Specific attention should be paid to the process requirements for consumer requests, including “requests to know,” “requests to delete,” and opt-out requests. For example, if a business denies a “request to know” specific pieces of information about the consumer, it is instructed to treat the request as a request to know categories of personal information on file instead. To illustrate, businesses are prohibited from disclosing a consumer’s Social Security Number, driver’s license number or other government-issued identification number, financial account numbers, health insurance or medical ID number, account password, or security questions and answers in response to a request to know, even if a business holds such information about the consumer. If faced with a “request to know” specific pieces of information a business holds, the business cannot disclose the actual data (e.g., the consumer’s actual Social Security Number), but can provide a listing of relevant categories (e.g., “Social Security Number”), assuming the business is able to verify the requester’s identity. Businesses must make sure that their internal plans and policies for responding to such requests account for these requirements.

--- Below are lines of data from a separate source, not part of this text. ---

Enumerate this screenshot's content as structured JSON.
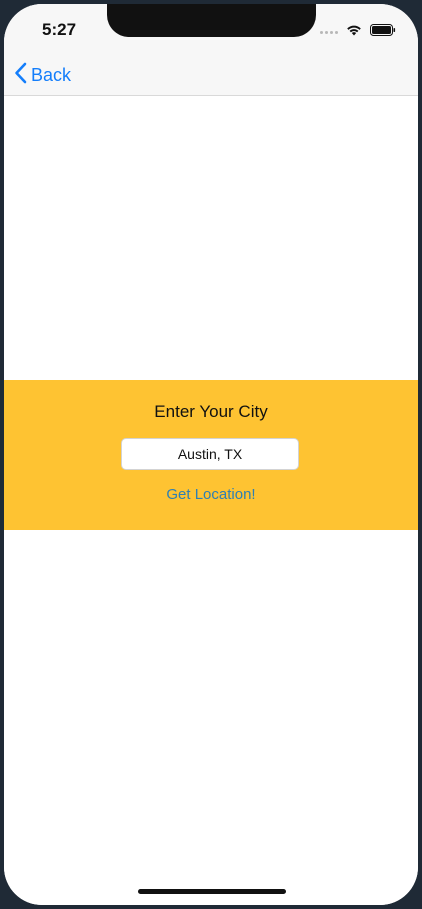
{
  "status_bar": {
    "time": "5:27",
    "icons": [
      "signal-dots-icon",
      "wifi-icon",
      "battery-icon"
    ]
  },
  "nav": {
    "back_label": "Back",
    "back_icon": "chevron-left-icon",
    "accent_color": "#147efb"
  },
  "panel": {
    "background_color": "#fec332",
    "title": "Enter Your City",
    "city_input_value": "Austin, TX",
    "get_location_label": "Get Location!"
  }
}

In addition, businesses should ensure that they have the technical mechanisms in place to adequately identify and organize responsive consumer data when responding to requests to know, and to separate and delete consumer data when responding to requests for deletion, and that such requests are capable of being honored in accordance with the requisite time period provided in the proposed regulations. Further, businesses must be prepared to specify the manner in which they have deleted personal information in response to a particular request to delete (e.g., permanent deletion, de-identification or aggregation). Businesses must maintain records of consumer requests and how the business has responded for a minimum of 24 months, and such records will need to conform with the proposed regulations’ recordkeeping requirements.

Businesses also should check their privacy policies against the specific content requirements of the proposed regulations and confirm that all required notices are presented at the relevant locations, including for consumers’ right to opt-out of the sale of personal information. Additionally, businesses that do not collect personal information directly from consumers are not required to provide the initial notice to consumers but would need to, prior to selling such personal information, directly contact consumers to notify them of their right to opt-out or obtain specific assurances from the source of the personal information as to how initial notice and opt-out was provided to such consumers.

Public Comments

Written comments concerning the proposed regulations may be submitted by mail or email by 5:00 p.m. Pacific Time on December 6 to the Attorney General. Additionally, four public hearings will be held by the Attorney General in order to solicit comments and statements from individuals. The hearings will take place from 10:00 a.m. to 4:00 p.m. Pacific Time December 2-5 at various locations across California.

The proposed regulations provide a more detailed picture of what businesses are required to do in order to comply with the CCPA but could change from their current draft form depending upon comments received during the public comment period. For more information about the CCPA, please read our previous article regarding the recent additional amendments to the law and how to prepare for compliance. For further questions or information regarding your business’s compliance with the CCPA, please contact one of the authors.


* Interestingly, the phrase “specific pieces of personal information,” which appears in the CCPA but is not defined, was not defined in the proposed regulations either, despite urging by various industry members to clarify the meaning of the term.